Date: Thu, 4 Jan 1996 21:42:31 -0700
From: William King WFKING[AT SYMBOL GOES HERE]CCIT.ARIZONA.EDU
Subject: IT in place of THAT
I've noticed that in Arizona, IT is often substituted for THAT as a
demonstrative pronoun at the end of sentences where THAT would typically
refer to some clausal entity. I can't think of a real example at the moment
though I have actually done IT. This is not part of any of my native
dialects and rankles the heck out of me, though I'm now doing it.
Predictions: It will replace THAT in other pronominal contexts.
Counter-prediction: This is part of a a back and forth usage similar to
AT as a locative. I once read the testimony of shipboard trial in the 1690's
that included a phrase similar to "He then attested to where the place the
accused was at." I should say, that AT was used as a redundant locative
Why would usage sway back and forth? I'll leave that one open. The more

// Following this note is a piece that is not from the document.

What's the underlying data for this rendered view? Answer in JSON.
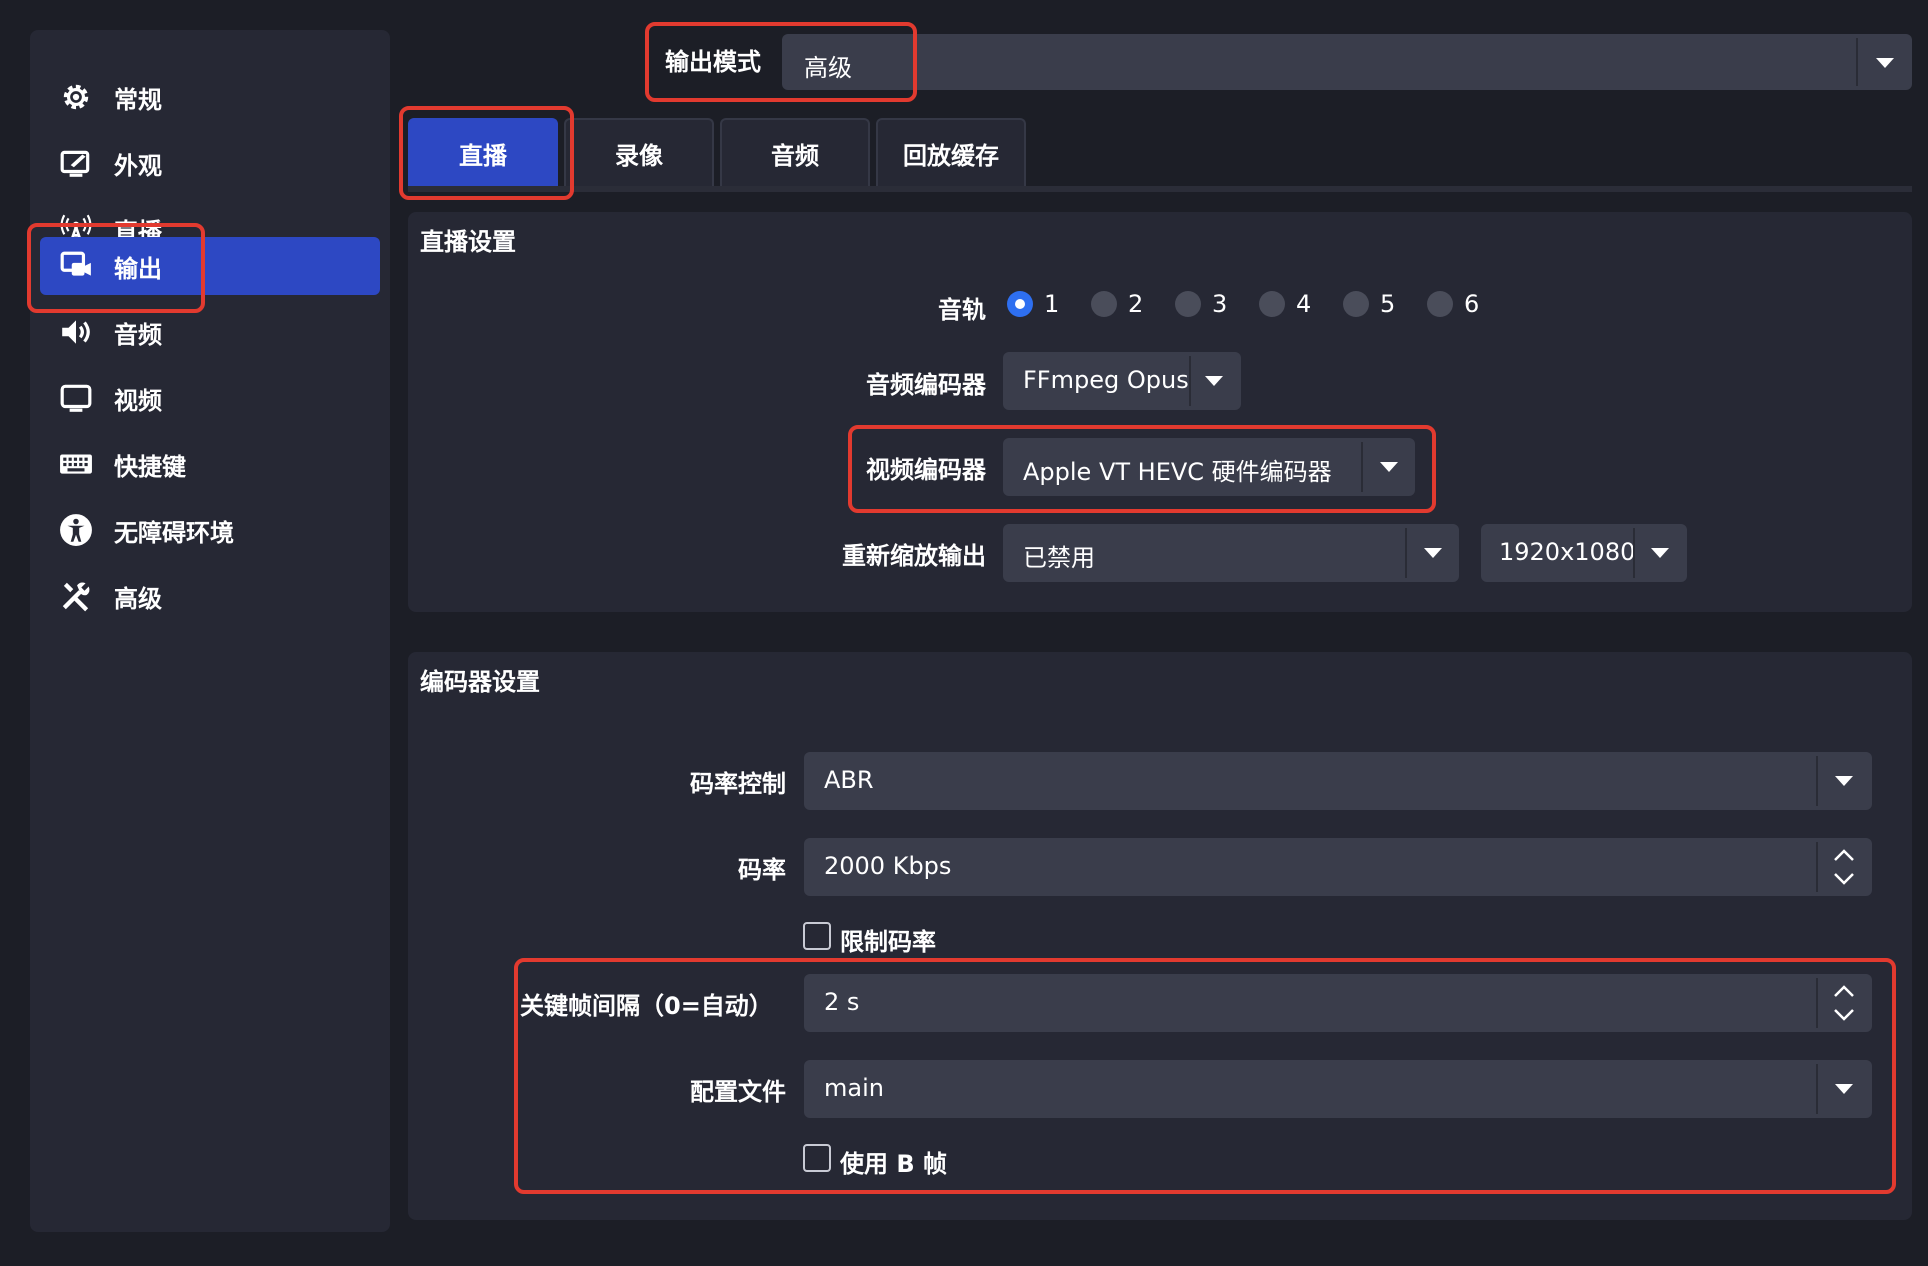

interesting question is "Why not?" Or "why so little?"
wfking[AT SYMBOL GOES HERE]ccit.arizona.edu